This course will take place in person.
Booth investigated working-class political movements, women’s lives, religious beliefs, immigrant experiences, children, schools, and trades. Using Booth’s Poverty Map, we’ll examine London neighbourhoods using historical photos, sketches and eyewitness accounts.
Among the phenomena Booth investigated are: working-class political movements, women’s lives and economic status, religious/spiritual belief, late-Victorian immigrant experiences of the city, children and schools, the various trades of London.
Who is this course for?
This course is for anyone with an interest in the social history of London.
How we’re keeping you safe
Because we would like to keep the staff and each other safe, we expect and recommend face coverings to be worn the public areas that can become crowded. These are the corridors, toilet areas and the queues at the bar. There will also be an event-specific QR code that guests will be asked to scan on arrival.
If you test positive for Covid-19 or are asked to isolate and are not able to attend your class or pre-booked event, please contact the Bishopsgate Box Office for further information (firstname.lastname@example.org). Please do not come to the Institute in person if you have symptoms or have tested positive.
In addition to these measures, Bishopsgate Institute has strict cleaning protocols in place and ventilation throughout the building. There are also numerous hand-sanitising stations available and touch-free drinking fountains. Find out more about how we’re keeping you safe.
You will learn
By the end of this course, you will have learnt how to:
- Explain the basic concepts in Booth’s work
- Identify the dominant socio-economic structure of late nineteenth century London
- Define the various political strands of thought current at the time
- Recognise the characteristics of various individual London localities
- Pursue further reading on these subjects, with a detailed bibliography/secondary reading list.
Meet the Tutor
Sarah Wise teaches 19th-century social history and literature to undergraduates and adult learners, and is visiting professor at the University of California’s London Study Center. Sarah’s debut, The Italian Boy: Murder and Grave Robbery in 1830s London, was shortlisted for the Samuel Johnson Prize and won the Crime Writers' Association Gold Dagger for Non-Fiction. It was the inspiration for Sky’s The Frankenstein Chronicles.
Her follow-up, The Blackest Streets: The Life and Death of a Victorian Slum, was shortlisted for the Ondaatje Prize, and was the basis for the BBC’s series The Victorian Slum.
Her most recent book, Inconvenient People, was shortlisted for the 2014 Wellcome Prize. Her TV work includes providing background material for BBC1’s Secret History of Our Streets, and BBC2’s The Victorian Slum, and she has twice been the history expert on Who Do You Think You Are?
Place: the "Old Nichol" district in Shoreditch
Theme: Introduction to Charles Booth and his work, and the "Map Indicative of Poverty"

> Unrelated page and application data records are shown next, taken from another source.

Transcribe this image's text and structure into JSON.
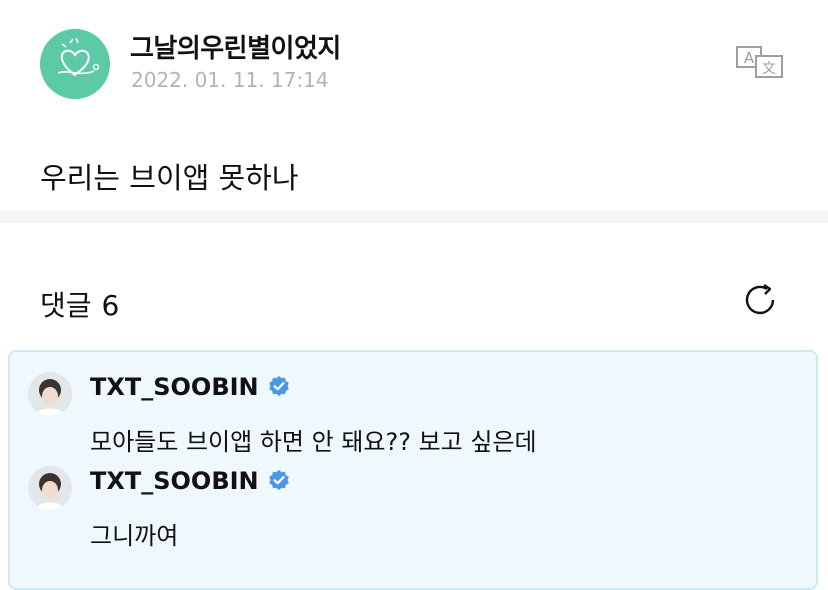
{
  "post": {
    "author": "그날의우린별이었지",
    "timestamp": "2022. 01. 11. 17:14",
    "body": "우리는 브이앱 못하나"
  },
  "comments_section": {
    "title": "댓글",
    "count": "6"
  },
  "comments": [
    {
      "author": "TXT_SOOBIN",
      "text": "모아들도 브이앱 하면 안 돼요?? 보고 싶은데"
    },
    {
      "author": "TXT_SOOBIN",
      "text": "그니까여"
    }
  ],
  "icons": {
    "translate": "translate-icon",
    "refresh": "refresh-icon",
    "verified": "verified-badge-icon"
  },
  "colors": {
    "avatar_bg": "#5cc9a7",
    "comment_bg": "#eff8fd",
    "comment_border": "#cfe8f5",
    "verified": "#4a97e8",
    "timestamp": "#b3b3b3"
  }
}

Themes: the textiles and footwear industries of the West End; and the increasing division between East and West London
Themes: the religious and spiritual life of the poor;
the "common lodging house" phenomenon; and
the lives of Jewish immigrants to London
Place: Lisson Grove
Themes: schools, the lives of children; and Booth’s team of investigators – who were they?
Place: the Docks, including Limehouse, Shadwell, Bermondsey and Rotherhithe.
Themes: the politicisation of the poor / trades unions
Place: Covent Garden
Themes: unemployment and how to end it; what happened next? The "Liberal Reforms", 1906 to 1914. And Booth’s survey revisited (in 1930)
Need to Know
- 18:30 - 20:30
- £106/£79 conc.
- Bishopsgate Institute
- Sarah Wise
- Max Students
- No. of Sessions
- Course Code